■ What you should do:
The records must be returned word for word.

[Items listed in a dataset]

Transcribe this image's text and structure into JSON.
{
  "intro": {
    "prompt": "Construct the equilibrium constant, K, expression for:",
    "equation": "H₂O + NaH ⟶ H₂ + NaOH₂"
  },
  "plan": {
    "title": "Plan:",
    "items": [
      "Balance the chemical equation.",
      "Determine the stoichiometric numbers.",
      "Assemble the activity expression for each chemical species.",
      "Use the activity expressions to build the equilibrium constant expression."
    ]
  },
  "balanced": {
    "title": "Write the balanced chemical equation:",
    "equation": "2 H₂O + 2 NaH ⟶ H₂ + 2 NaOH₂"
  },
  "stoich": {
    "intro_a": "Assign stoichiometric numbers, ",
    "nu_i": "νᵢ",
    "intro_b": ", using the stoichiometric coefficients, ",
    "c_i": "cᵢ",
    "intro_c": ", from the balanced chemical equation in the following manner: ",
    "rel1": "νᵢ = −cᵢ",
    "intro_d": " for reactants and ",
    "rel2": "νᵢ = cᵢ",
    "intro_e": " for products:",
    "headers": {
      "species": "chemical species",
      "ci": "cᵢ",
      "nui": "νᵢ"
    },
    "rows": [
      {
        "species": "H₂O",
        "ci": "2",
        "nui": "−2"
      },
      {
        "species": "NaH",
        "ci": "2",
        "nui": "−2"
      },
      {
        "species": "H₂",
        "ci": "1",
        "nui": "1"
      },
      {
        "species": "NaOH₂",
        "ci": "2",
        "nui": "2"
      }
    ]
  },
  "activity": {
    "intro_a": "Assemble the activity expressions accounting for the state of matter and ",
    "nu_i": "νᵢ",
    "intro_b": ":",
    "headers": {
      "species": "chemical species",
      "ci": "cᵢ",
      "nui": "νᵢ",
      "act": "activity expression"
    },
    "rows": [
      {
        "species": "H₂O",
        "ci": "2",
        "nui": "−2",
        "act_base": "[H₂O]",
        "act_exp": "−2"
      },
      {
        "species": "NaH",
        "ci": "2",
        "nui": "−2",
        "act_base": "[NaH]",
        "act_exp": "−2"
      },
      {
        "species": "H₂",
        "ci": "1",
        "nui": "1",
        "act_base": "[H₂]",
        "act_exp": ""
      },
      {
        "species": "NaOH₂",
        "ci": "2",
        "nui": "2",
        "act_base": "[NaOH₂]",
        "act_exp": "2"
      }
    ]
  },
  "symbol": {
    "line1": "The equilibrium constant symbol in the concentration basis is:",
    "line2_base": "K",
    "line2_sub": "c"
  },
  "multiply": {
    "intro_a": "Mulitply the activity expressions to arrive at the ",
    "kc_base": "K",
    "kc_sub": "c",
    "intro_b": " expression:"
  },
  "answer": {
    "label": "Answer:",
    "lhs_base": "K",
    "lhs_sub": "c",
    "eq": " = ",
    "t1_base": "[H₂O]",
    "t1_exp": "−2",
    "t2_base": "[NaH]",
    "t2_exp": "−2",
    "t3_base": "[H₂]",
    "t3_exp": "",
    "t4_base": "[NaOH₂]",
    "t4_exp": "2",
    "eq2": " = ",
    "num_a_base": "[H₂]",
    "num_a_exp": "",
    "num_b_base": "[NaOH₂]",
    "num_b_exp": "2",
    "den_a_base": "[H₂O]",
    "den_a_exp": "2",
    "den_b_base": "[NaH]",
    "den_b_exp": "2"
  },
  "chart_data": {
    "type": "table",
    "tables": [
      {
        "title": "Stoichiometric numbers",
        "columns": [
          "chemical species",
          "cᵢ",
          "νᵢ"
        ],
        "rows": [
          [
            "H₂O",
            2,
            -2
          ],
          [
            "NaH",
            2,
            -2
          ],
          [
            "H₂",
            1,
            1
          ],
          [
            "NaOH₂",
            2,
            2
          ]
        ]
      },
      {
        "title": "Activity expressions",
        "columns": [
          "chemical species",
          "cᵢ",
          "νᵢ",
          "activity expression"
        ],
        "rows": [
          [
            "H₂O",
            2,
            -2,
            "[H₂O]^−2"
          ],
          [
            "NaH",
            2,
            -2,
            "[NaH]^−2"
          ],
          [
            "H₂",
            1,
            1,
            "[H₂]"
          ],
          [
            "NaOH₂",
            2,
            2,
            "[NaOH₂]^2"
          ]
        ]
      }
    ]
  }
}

■ Exercise output:
Transcribe this image's text and structure into JSON.
{
  "intro": {
    "prompt": "Construct the equilibrium constant, K, expression for:",
    "equation": "H₂O + NaH ⟶ H₂ + NaOH₂"
  },
  "plan": {
    "title": "Plan:",
    "items": [
      "Balance the chemical equation.",
      "Determine the stoichiometric numbers.",
      "Assemble the activity expression for each chemical species.",
      "Use the activity expressions to build the equilibrium constant expression."
    ]
  },
  "balanced": {
    "title": "Write the balanced chemical equation:",
    "equation": "2 H₂O + 2 NaH ⟶ H₂ + 2 NaOH₂"
  },
  "stoich": {
    "intro_a": "Assign stoichiometric numbers, ",
    "nu_i": "νᵢ",
    "intro_b": ", using the stoichiometric coefficients, ",
    "c_i": "cᵢ",
    "intro_c": ", from the balanced chemical equation in the following manner: ",
    "rel1": "νᵢ = −cᵢ",
    "intro_d": " for reactants and ",
    "rel2": "νᵢ = cᵢ",
    "intro_e": " for products:",
    "headers": {
      "species": "chemical species",
      "ci": "cᵢ",
      "nui": "νᵢ"
    },
    "rows": [
      {
        "species": "H₂O",
        "ci": "2",
        "nui": "−2"
      },
      {
        "species": "NaH",
        "ci": "2",
        "nui": "−2"
      },
      {
        "species": "H₂",
        "ci": "1",
        "nui": "1"
      },
      {
        "species": "NaOH₂",
        "ci": "2",
        "nui": "2"
      }
    ]
  },
  "activity": {
    "intro_a": "Assemble the activity expressions accounting for the state of matter and ",
    "nu_i": "νᵢ",
    "intro_b": ":",
    "headers": {
      "species": "chemical species",
      "ci": "cᵢ",
      "nui": "νᵢ",
      "act": "activity expression"
    },
    "rows": [
      {
        "species": "H₂O",
        "ci": "2",
        "nui": "−2",
        "act_base": "[H₂O]",
        "act_exp": "−2"
      },
      {
        "species": "NaH",
        "ci": "2",
        "nui": "−2",
        "act_base": "[NaH]",
        "act_exp": "−2"
      },
      {
        "species": "H₂",
        "ci": "1",
        "nui": "1",
        "act_base": "[H₂]",
        "act_exp": ""
      },
      {
        "species": "NaOH₂",
        "ci": "2",
        "nui": "2",
        "act_base": "[NaOH₂]",
        "act_exp": "2"
      }
    ]
  },
  "symbol": {
    "line1": "The equilibrium constant symbol in the concentration basis is:",
    "line2_base": "K",
    "line2_sub": "c"
  },
  "multiply": {
    "intro_a": "Mulitply the activity expressions to arrive at the ",
    "kc_base": "K",
    "kc_sub": "c",
    "intro_b": " expression:"
  },
  "answer": {
    "label": "Answer:",
    "lhs_base": "K",
    "lhs_sub": "c",
    "eq": " = ",
    "t1_base": "[H₂O]",
    "t1_exp": "−2",
    "t2_base": "[NaH]",
    "t2_exp": "−2",
    "t3_base": "[H₂]",
    "t3_exp": "",
    "t4_base": "[NaOH₂]",
    "t4_exp": "2",
    "eq2": " = ",
    "num_a_base": "[H₂]",
    "num_a_exp": "",
    "num_b_base": "[NaOH₂]",
    "num_b_exp": "2",
    "den_a_base": "[H₂O]",
    "den_a_exp": "2",
    "den_b_base": "[NaH]",
    "den_b_exp": "2"
  },
  "chart_data": {
    "type": "table",
    "tables": [
      {
        "title": "Stoichiometric numbers",
        "columns": [
          "chemical species",
          "cᵢ",
          "νᵢ"
        ],
        "rows": [
          [
            "H₂O",
            2,
            -2
          ],
          [
            "NaH",
            2,
            -2
          ],
          [
            "H₂",
            1,
            1
          ],
          [
            "NaOH₂",
            2,
            2
          ]
        ]
      },
      {
        "title": "Activity expressions",
        "columns": [
          "chemical species",
          "cᵢ",
          "νᵢ",
          "activity expression"
        ],
        "rows": [
          [
            "H₂O",
            2,
            -2,
            "[H₂O]^−2"
          ],
          [
            "NaH",
            2,
            -2,
            "[NaH]^−2"
          ],
          [
            "H₂",
            1,
            1,
            "[H₂]"
          ],
          [
            "NaOH₂",
            2,
            2,
            "[NaOH₂]^2"
          ]
        ]
      }
    ]
  }
}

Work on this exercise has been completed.